Then all hell broke loose.
Twosock doubled up and began choking! Oh Dear Lord, I had thrown it too hard.
Panic ensued. I stood over the now gagging pig and screamed, “Don’t die, pig! Don’t die!”
Can one do the Heimlich on a pig? Oh my Lord, I would have to touch the pig! More panic.
More gagging. Pip is barking. I am jumping up and down.
Suddenly the grape comes out. Praise God! God is so merciful. He heard my cry!
I look at the pig. Oh Crap! Pig is not merciful. He charges straight at me.
In one fail swoop, the grapes go flying into the air and Pip and I climb the back of the rather large sofa. I am crying. “You stinky pig,” I shout, “I was just trying to be nice! I’m sorry, okay. I’m sorry.” Pip is looking up at me sympathetic. Confused, but sympathetic.
Twosock, planted squarely the bottom of the couch simply stares at me. His lashes flutter. A snort. And then with what sounds like happy grunts, proceeds to eat the scattered grapes.
It took a good while before I decided to leave the safety of the sofa. Pip and I had sat there for what seemed like forever while we watched Twosock consume all the errant grapes and then proceed confidently back to the batcave.
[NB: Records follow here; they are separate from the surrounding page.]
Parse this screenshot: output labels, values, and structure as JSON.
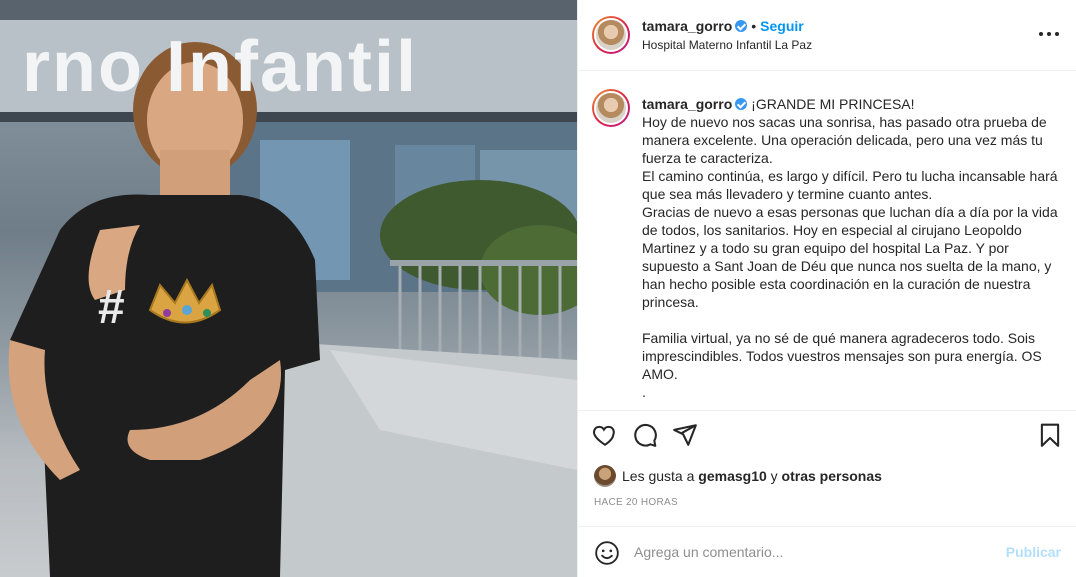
{
  "post": {
    "username": "tamara_gorro",
    "follow_label": "Seguir",
    "separator": "•",
    "location": "Hospital Materno Infantil La Paz",
    "more_icon": "more-horizontal-icon",
    "photo": {
      "sign_text": "rno Infantil",
      "shirt_hash": "#"
    }
  },
  "caption": {
    "username": "tamara_gorro",
    "first_line": "¡GRANDE MI PRINCESA!",
    "paragraphs": [
      "Hoy de nuevo nos sacas una sonrisa, has pasado otra prueba de manera excelente. Una operación delicada, pero una vez más tu fuerza te caracteriza.",
      "El camino continúa, es largo y difícil. Pero tu lucha incansable hará que sea más llevadero y termine cuanto antes.",
      "Gracias de nuevo a esas personas que luchan día a día por la vida de todos, los sanitarios. Hoy en especial al cirujano Leopoldo Martinez y a todo su gran equipo del hospital La Paz. Y por supuesto a Sant Joan de Déu que nunca nos suelta de la mano, y han hecho posible esta coordinación en la curación de nuestra princesa.",
      "Familia virtual, ya no sé de qué manera agradeceros todo. Sois imprescindibles. Todos vuestros mensajes son pura energía. OS AMO.",
      "."
    ]
  },
  "actions": {
    "like_icon": "heart-icon",
    "comment_icon": "comment-icon",
    "share_icon": "paper-plane-icon",
    "save_icon": "bookmark-icon"
  },
  "likes": {
    "prefix": "Les gusta a",
    "user": "gemasg10",
    "joiner": "y",
    "others": "otras personas"
  },
  "timestamp": "HACE 20 HORAS",
  "comment": {
    "placeholder": "Agrega un comentario...",
    "publish_label": "Publicar",
    "emoji_icon": "smiley-icon"
  },
  "colors": {
    "accent": "#0095f6",
    "publish_disabled": "#b2dffc",
    "verified": "#3897f0",
    "text": "#262626",
    "muted": "#8e8e8e"
  }
}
I pulled the chain on the table lamp and Pip and I climbed down off the sofa. We tiptoed gingerly to the back room. Exhausted, I dressed for bed and climbed in. Jumping up beside me, Pip stretched, turned around twice and then lay down. “Crummy pig,” I whispered, snuggling in to the dog. “That was supposed to be a good thing,” I mused, “I was just trying to be nice, I just wanted him to like me sooner… and then, just when I finally got the opening I needed, I accidentally crammed what was supposed to be a good thing right down his throat.” I closed my eyes and a thought appeared in my mind.
How many times does that happen in real life, Kim? How many times does the fear of possibly not being liked cause you to rush things and throw yourself out there a little too hard?
Rather than just taking the time to be my true self; my normal, cheerful, kind and patient self, I tried instead to rush the process. I gave in to the fear of what might be. I believed instead what I felt to be true, rather than what I knew to be true.
I rolled over and tried to pull the covers up a bit. Pip stretched out longer. Sandi was right, he did steal the covers... “God,” I prayed, “I’m sorry for rushing things. Thank you for forgiving me. If possible, will you please let the pig forgive me too?” It felt a little silly, asking for forgiveness from a pig, but I meant every word.
Pip yawned. Ew, dog breath. And then something miraculous happened.
From down the hall, I could hear a slow dragging sound. I looked at Pip and held my breath.
Snout first he crossed the threshold to the back room. He was dragging his batman sleeping bag. Twosock stopped and looked at me. His long eyelashes brushed his cheeks and he softly grunted. Dropping the sleeping bag in the far corner, he rooted around until finally he simply lay down and closed his dark eyes.
I stared. Goosebumps ran up the length of my arms. Unbelievable. Forgiveness in a pig!
A slow smile crept across my face. “Perhaps this would be okay after all,” I sleepily pondered, “perhaps I could have a few farm animals for myself one day... and perhaps, tomorrow, I would turn on some classical music and take my time to heat those rice and veggies up just right.”
Kimberly currently resides in the Smoky Mountains of East Tennessee where her biggest blessings call her momma. A Professional Life Coach and Behavioral Consultant, she gets a real kick out of helping people uncover their hidden treasures, discover their God-given destiny, and then bravely get out there and truly live life. You can read more from her and discover your own hidden gems at www.bodysoulnspirit.com.